The film is narrated by actor Hal Holbrook. It was produced by WEDU-TV, the PBS station in the Tampa Bay area.
A second, seven-minute film about the theater itself will air immediately before the Ringling film.
But the film isn’t the only reason to visit the theater. This theater is a true historical jewel.
Constructed in Asolo, Italy, in 1798, the theater was acquired by the museum’s first director, and was transported to the estate piece by piece in the early 1950s.
It first opened on the Ringling Estate in 1952. The building was in such bad shape by the late 1990s, however, that it was condemned.
Fortunately, the Asolo Theater was rescued. It was moved and is now safely cocooned within the new visitor center. It serves as a venue for showings of the Ringling film and, at select times, is the scene of Sarasota cultural events (as in the photo above right*).
Check with the museum upon arrival for the show times.
Just for Kids
While the estate has a strong appeal for adults, a newly redesigned “Handz-On program” for kids is offered every Saturday and Sunday from 1 p.m. to 3 p.m., excluding holidays. It’s free with a paid museum admission.
Children and their adult partners take an adventurous stroll through the galleries with family activity sheets. Kids will meet with museum educators at the Exploration Station, where they’ll discover the materials and tools it takes to make art. In the Handz-On activity area, they'll make their own art.
Explorations and activities change monthly. For example, kids might explore the fabrics of the Ca d'Zan, learn the ways fabrics are made and decorated and design their own fabric pattern. Or, they might study photos in a special exhibition and then investigate photographic equipment and tools, and make their own photographic prints.
If You Go
Admission to the main buildings (the art museum complex, the circus buildings, the rose garden and the Ca d'Zan) and a showing of the Ringling film is a bargain by big-city standards.
Tickets are $19 for adults, $16 for seniors; and $6 for students, children 6-17, FL teachers with ID, and active U.S. military with ID. There is no charge for kids under 6 nor for museum members.
The estate is open 10 a.m. to 5:30 p.m., seven days a week except on Thanksgiving, Christmas and New Year’s Day. Free parking is available across the street from the main gate.
The visitor center (shown below*) houses a ticket area; restrooms; a 2,800-square-foot, two-level museum shop; and a wonderful museum café called Treviso. Stop in for a sandwich or other creative snack or meal. That venue has a full bar set-up.

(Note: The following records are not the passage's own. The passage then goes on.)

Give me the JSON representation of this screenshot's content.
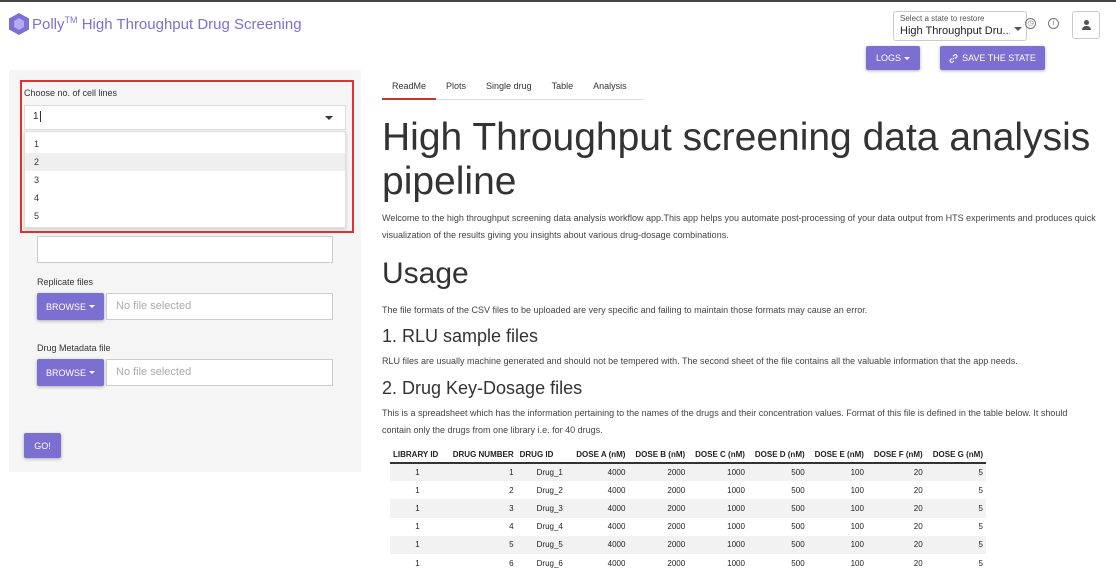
{
  "app": {
    "name": "Polly",
    "tm": "TM",
    "title": "High Throughput Drug Screening",
    "brand_color": "#7c6fd6"
  },
  "header": {
    "state_caption": "Select a state to restore",
    "state_value": "High Throughput Dru...",
    "logs_label": "LOGS",
    "save_label": "SAVE THE STATE"
  },
  "sidebar": {
    "cell_lines_label": "Choose no. of cell lines",
    "cell_lines_value": "1",
    "cell_lines_options": [
      "1",
      "2",
      "3",
      "4",
      "5"
    ],
    "replicate_label": "Replicate files",
    "metadata_label": "Drug Metadata file",
    "browse_label": "BROWSE",
    "no_file": "No file selected",
    "go_label": "GO!"
  },
  "tabs": [
    "ReadMe",
    "Plots",
    "Single drug",
    "Table",
    "Analysis"
  ],
  "readme": {
    "title": "High Throughput screening data analysis pipeline",
    "intro": "Welcome to the high throughput screening data analysis workflow app.This app helps you automate post-processing of your data output from HTS experiments and produces quick visualization of the results giving you insights about various drug-dosage combinations.",
    "usage_heading": "Usage",
    "usage_text": "The file formats of the CSV files to be uploaded are very specific and failing to maintain those formats may cause an error.",
    "rlu_heading": "1. RLU sample files",
    "rlu_text": "RLU files are usually machine generated and should not be tempered with. The second sheet of the file contains all the valuable information that the app needs.",
    "drug_heading": "2. Drug Key-Dosage files",
    "drug_text": "This is a spreadsheet which has the information pertaining to the names of the drugs and their concentration values. Format of this file is defined in the table below. It should contain only the drugs from one library i.e. for 40 drugs."
  },
  "table": {
    "headers": [
      "LIBRARY ID",
      "DRUG NUMBER",
      "DRUG ID",
      "DOSE A (nM)",
      "DOSE B (nM)",
      "DOSE C (nM)",
      "DOSE D (nM)",
      "DOSE E (nM)",
      "DOSE F (nM)",
      "DOSE G (nM)"
    ],
    "rows": [
      [
        "1",
        "1",
        "Drug_1",
        "4000",
        "2000",
        "1000",
        "500",
        "100",
        "20",
        "5"
      ],
      [
        "1",
        "2",
        "Drug_2",
        "4000",
        "2000",
        "1000",
        "500",
        "100",
        "20",
        "5"
      ],
      [
        "1",
        "3",
        "Drug_3",
        "4000",
        "2000",
        "1000",
        "500",
        "100",
        "20",
        "5"
      ],
      [
        "1",
        "4",
        "Drug_4",
        "4000",
        "2000",
        "1000",
        "500",
        "100",
        "20",
        "5"
      ],
      [
        "1",
        "5",
        "Drug_5",
        "4000",
        "2000",
        "1000",
        "500",
        "100",
        "20",
        "5"
      ],
      [
        "1",
        "6",
        "Drug_6",
        "4000",
        "2000",
        "1000",
        "500",
        "100",
        "20",
        "5"
      ]
    ]
  }
}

Treviso offers both inside and outdoor seating In the winter or when weather is cooler, the outdoor patio (shown above*) with its umbrella tables offers lovely views of two ponds and the estate.
If you happen to be in town on the third Thursday of each month, head for the museum and pay $5 for “Cocktails at the Ca D’Zan.” This has become a popular social event in Sarasota. It features live music, a cash bar, food for purchase, and, most importantly, a great view of the sunset spectacle over Sarasota Bay.
If you are anywhere near Sarasota on a Florida visit, be sure to put the Ringling estate on your list of “must see” cultural venues. It’s a little bit this, a little bit that -- with a surprising depth of cultural diversity and high-quality art, artifacts and architecture.
For More Information
The John and Mable Ringling Museum of Art (the solarium in the villa is shown at right*)
5401 Bay Shore Rd.,
Sarasota, FL 34243
Phone: 941-359- 5700
*Photos are owned, copyrighted and used courtesy of the John and Mable Ringling Museum of Art and Ringling Estate. All rights reserved. Please do not link to nor copy these photos. Thank you.